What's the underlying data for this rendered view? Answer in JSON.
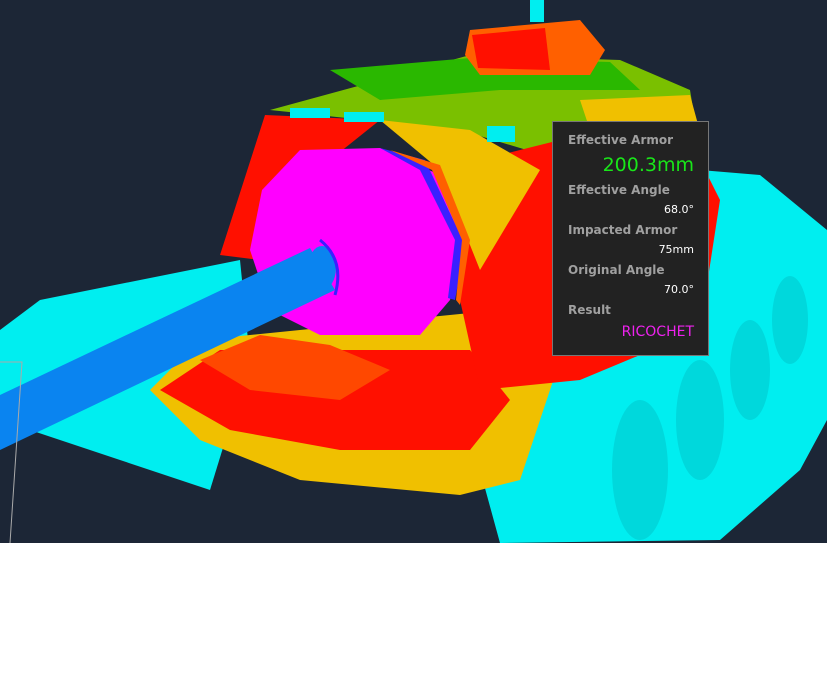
{
  "tooltip": {
    "effective_armor_label": "Effective Armor",
    "effective_armor_value": "200.3mm",
    "effective_angle_label": "Effective Angle",
    "effective_angle_value": "68.0°",
    "impacted_armor_label": "Impacted Armor",
    "impacted_armor_value": "75mm",
    "original_angle_label": "Original Angle",
    "original_angle_value": "70.0°",
    "result_label": "Result",
    "result_value": "RICOCHET"
  },
  "colors": {
    "background": "#1c2636",
    "armor_effective": "#19e619",
    "ricochet": "#ee22ee",
    "tracks": "#00eef0",
    "gun": "#0a84f0",
    "mantlet": "#ff00ff"
  }
}
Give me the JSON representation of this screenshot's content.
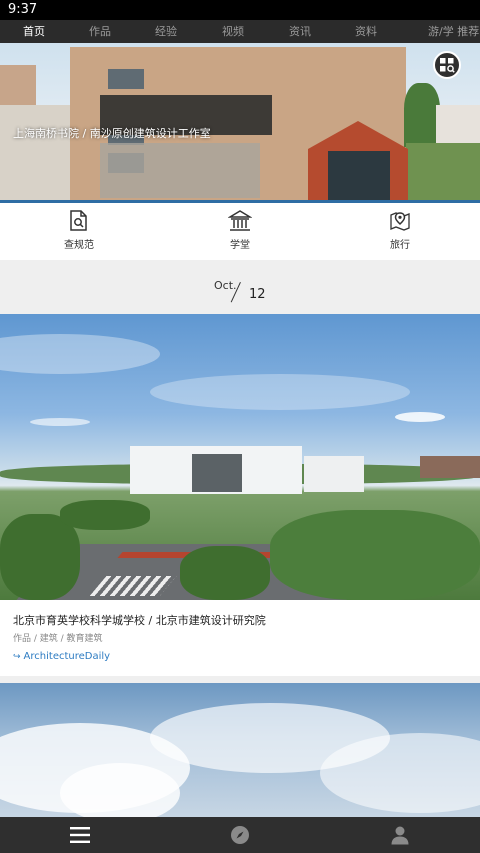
{
  "status": {
    "time": "9:37"
  },
  "nav": {
    "items": [
      "首页",
      "作品",
      "经验",
      "视频",
      "资讯",
      "资料"
    ],
    "right": "游/学 推荐"
  },
  "hero": {
    "caption": "上海南桥书院 / 南沙原创建筑设计工作室"
  },
  "quick_links": [
    {
      "label": "查规范",
      "icon": "document-search-icon"
    },
    {
      "label": "学堂",
      "icon": "classical-building-icon"
    },
    {
      "label": "旅行",
      "icon": "map-pin-icon"
    }
  ],
  "date": {
    "month": "Oct.",
    "day": "12"
  },
  "articles": [
    {
      "title": "北京市育英学校科学城学校 / 北京市建筑设计研究院",
      "tags": "作品 / 建筑 / 教育建筑",
      "source": "ArchitectureDaily"
    }
  ],
  "bottom_tabs": [
    {
      "icon": "menu-icon"
    },
    {
      "icon": "compass-icon"
    },
    {
      "icon": "user-icon"
    }
  ],
  "colors": {
    "accent": "#2e6da4",
    "link": "#2e7cc2",
    "nav_bg": "#2b2b2b"
  }
}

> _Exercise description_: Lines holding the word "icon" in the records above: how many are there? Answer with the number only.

> _Exercise response_: 6